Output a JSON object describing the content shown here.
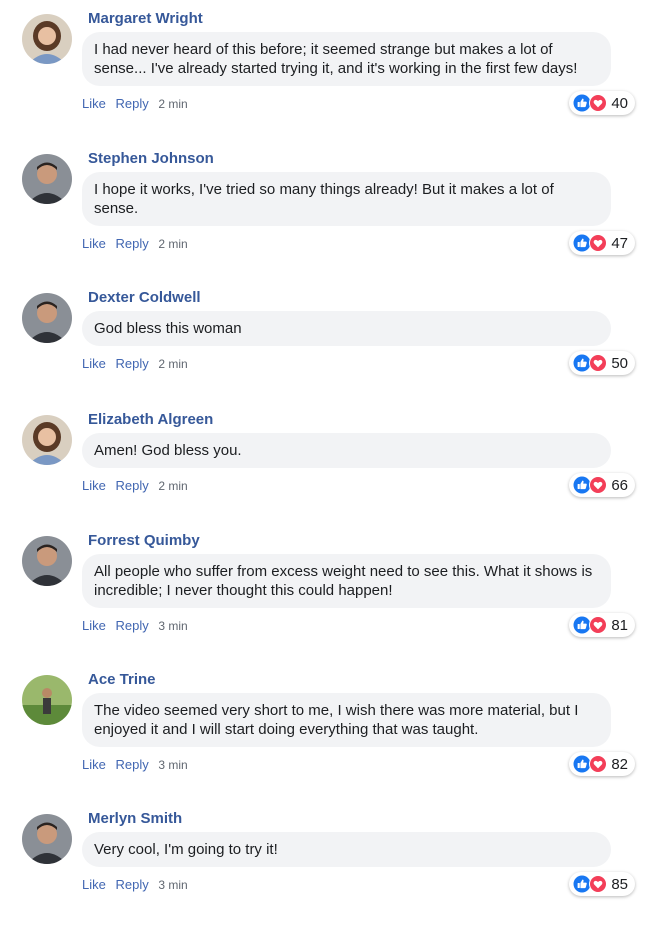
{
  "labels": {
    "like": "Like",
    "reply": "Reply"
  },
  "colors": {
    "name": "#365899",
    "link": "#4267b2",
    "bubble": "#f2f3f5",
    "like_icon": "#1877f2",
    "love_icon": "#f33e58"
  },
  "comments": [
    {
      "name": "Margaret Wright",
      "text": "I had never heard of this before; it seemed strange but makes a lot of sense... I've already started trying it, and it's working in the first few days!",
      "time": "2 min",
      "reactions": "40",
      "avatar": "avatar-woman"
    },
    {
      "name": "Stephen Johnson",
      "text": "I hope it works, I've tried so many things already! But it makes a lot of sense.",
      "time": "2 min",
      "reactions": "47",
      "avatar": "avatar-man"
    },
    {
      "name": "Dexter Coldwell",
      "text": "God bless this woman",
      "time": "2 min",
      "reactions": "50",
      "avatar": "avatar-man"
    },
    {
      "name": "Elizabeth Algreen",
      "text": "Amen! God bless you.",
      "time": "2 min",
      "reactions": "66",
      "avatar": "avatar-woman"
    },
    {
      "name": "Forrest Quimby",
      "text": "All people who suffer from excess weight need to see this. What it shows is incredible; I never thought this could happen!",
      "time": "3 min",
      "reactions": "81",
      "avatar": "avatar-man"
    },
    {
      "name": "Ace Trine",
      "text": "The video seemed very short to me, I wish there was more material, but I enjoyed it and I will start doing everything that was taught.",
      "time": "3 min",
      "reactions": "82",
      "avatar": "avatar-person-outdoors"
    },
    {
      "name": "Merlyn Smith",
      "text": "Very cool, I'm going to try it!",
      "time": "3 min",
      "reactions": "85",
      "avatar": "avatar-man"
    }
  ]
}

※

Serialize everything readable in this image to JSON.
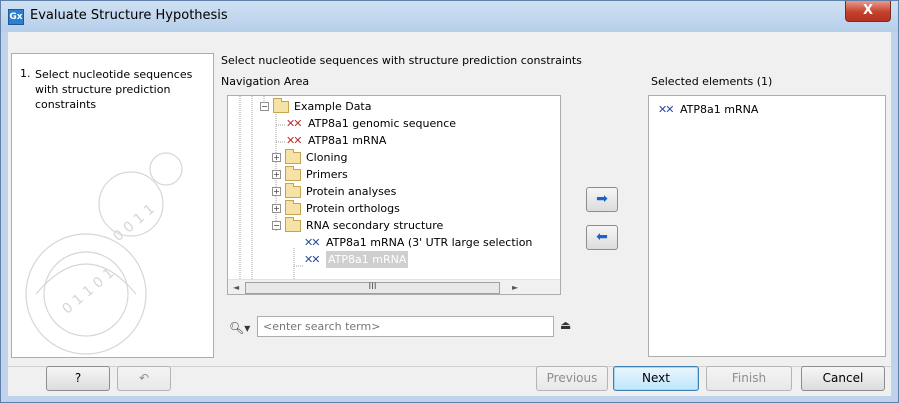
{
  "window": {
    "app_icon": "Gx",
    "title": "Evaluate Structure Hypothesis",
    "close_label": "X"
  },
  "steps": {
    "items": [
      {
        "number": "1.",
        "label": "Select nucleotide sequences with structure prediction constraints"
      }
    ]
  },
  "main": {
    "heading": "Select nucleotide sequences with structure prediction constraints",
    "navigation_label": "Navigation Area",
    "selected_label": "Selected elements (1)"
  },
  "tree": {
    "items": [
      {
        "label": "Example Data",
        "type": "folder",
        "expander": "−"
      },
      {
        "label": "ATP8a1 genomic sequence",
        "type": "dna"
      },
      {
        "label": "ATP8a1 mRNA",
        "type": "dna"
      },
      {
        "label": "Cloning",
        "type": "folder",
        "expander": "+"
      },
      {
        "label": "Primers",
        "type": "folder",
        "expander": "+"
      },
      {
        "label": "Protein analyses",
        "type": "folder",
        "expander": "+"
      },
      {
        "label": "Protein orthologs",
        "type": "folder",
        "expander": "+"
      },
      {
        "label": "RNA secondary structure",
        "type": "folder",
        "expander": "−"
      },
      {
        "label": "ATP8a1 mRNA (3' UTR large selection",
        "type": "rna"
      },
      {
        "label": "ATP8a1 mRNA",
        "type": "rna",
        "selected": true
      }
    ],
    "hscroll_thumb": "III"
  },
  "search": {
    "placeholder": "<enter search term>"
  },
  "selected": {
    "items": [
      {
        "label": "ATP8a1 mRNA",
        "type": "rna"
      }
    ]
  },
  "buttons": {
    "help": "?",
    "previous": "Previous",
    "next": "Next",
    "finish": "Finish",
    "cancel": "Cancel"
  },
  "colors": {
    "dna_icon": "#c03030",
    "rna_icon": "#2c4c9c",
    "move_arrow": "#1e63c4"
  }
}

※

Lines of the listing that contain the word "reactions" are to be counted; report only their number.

7